The goal: you want to give your headings ids so URL fragments can be used to link to sections.

The problem: your site has a top bar with position:fixed or position:sticky that covers the top of the fragment when you load the page with a fragment link.

The solution: kludgy Javascript workarounds.

Here is the function we want to use:

function scrollFix() {
    const section = document.getElementById(window.location.hash.slice(1));
    if (!section) return;
    const offset = section.offsetTop;
    const navbarHeight = document.querySelector('navbar-selector').offsetHeight;
    window.scrollTo(0, offset - navbarHeight);
}

For my own use case, offsetHeight, clientHeight and scrollHeight are all equivalent. I used offsetHeight because I think it's the most semantically correct for the task; scrollHeight would (theoretically if the top bar itself had a scrollbar) include content scrolled out of view in the top bar, and so would not be a measure of the visible height. clientHeight is more subtly wrong; it excludes the height of borders (which my navbar doesn't have).

The window should have event listeners bound to this for both load and hashchange since hashchange doesn't fire on load.

With this, you could trivially build in a table of contents with links that would survive a position:sticky top bar and function properly.

There are a couple of caveats with this fix, though. The hashchange event - as well as its sibling popstate (which is inferior here because it needs to be punted to the ended of the event loop with setTimeout(..., 0)) - doesn't fire on a hash navigation if the hash is the same. If your heading links are the Google-style ones that just copy the link to your clipboard, that's okay, but if they're <a> elements that link to the section, that means the behavior doesn't work when a user clicks on the pilcrow of a section they were already navigated to (I'm thinking about switching mine to the other kind which is why I haven't looked into plugging this).

This also messes with scroll restoration when you reload - if you're navigated to a fragment and scroll away from it and then reload, it scrolls you back to the fragment.
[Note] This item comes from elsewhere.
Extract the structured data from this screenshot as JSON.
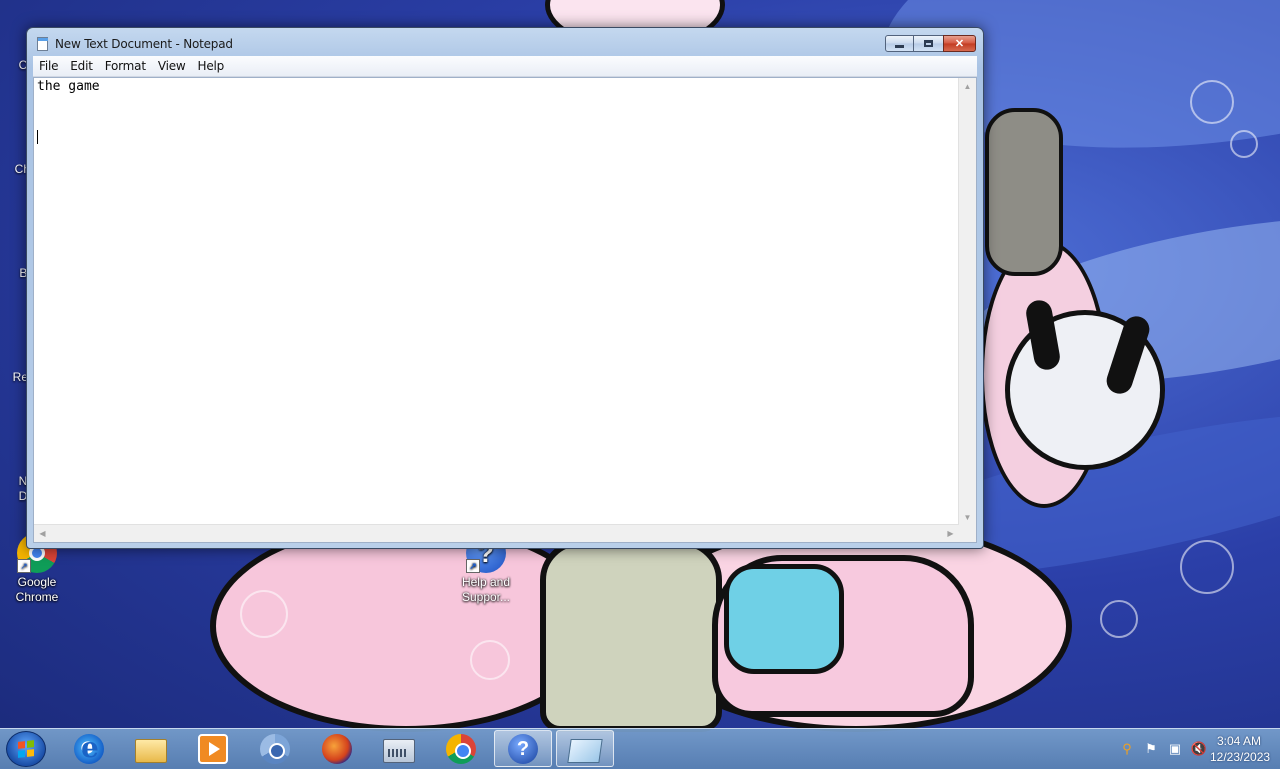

There might be a fix for that I don't know of. But hey, this is what we get for using klugdy Javascript workarounds. If only there was a canonical solution!